EXERCISE AIM:
The lines below that include the word "reset" are to be reported.

BEGIN PROVIDED INFORMATION

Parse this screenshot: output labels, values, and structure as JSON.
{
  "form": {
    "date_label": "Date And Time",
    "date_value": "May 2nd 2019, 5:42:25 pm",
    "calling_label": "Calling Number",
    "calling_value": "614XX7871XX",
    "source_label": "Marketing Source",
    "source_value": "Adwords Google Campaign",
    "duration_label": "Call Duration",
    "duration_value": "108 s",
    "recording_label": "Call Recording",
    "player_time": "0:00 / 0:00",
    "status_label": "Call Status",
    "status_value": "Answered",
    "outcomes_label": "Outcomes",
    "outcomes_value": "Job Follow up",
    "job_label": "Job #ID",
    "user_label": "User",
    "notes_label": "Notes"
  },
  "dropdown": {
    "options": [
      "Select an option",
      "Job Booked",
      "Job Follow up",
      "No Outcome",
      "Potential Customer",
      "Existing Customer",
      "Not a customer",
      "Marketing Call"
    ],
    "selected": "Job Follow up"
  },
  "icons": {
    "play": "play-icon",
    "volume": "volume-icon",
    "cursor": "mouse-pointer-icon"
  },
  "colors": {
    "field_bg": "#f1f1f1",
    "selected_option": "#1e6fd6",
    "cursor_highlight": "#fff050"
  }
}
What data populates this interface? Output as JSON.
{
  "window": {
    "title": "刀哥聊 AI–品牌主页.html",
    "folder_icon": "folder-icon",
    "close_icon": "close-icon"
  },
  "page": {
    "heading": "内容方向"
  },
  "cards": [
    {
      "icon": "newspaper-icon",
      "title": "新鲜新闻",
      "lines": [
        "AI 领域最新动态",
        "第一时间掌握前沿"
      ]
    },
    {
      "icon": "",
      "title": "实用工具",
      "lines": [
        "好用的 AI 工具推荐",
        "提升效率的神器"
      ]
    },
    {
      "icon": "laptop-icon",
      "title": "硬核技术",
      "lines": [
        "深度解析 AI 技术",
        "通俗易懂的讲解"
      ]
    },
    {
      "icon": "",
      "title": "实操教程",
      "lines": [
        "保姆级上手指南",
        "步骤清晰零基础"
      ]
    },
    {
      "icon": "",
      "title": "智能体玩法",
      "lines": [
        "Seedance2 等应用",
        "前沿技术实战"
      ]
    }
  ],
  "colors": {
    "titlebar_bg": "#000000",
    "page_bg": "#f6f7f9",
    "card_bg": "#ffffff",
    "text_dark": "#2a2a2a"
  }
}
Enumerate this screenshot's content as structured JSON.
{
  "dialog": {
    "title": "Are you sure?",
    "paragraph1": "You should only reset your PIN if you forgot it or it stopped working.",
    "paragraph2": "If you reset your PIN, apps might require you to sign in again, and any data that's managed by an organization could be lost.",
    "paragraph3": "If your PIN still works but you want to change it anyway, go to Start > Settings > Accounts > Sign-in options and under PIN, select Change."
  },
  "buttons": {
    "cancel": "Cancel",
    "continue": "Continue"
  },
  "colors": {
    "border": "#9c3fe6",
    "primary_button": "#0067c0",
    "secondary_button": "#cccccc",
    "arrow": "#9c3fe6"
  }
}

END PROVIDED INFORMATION

EXERCISE RESULT:
    "paragraph1": "You should only reset your PIN if you forgot it or it stopped working.",
    "paragraph2": "If you reset your PIN, apps might require you to sign in again, and any data that's managed by an organization could be lost.",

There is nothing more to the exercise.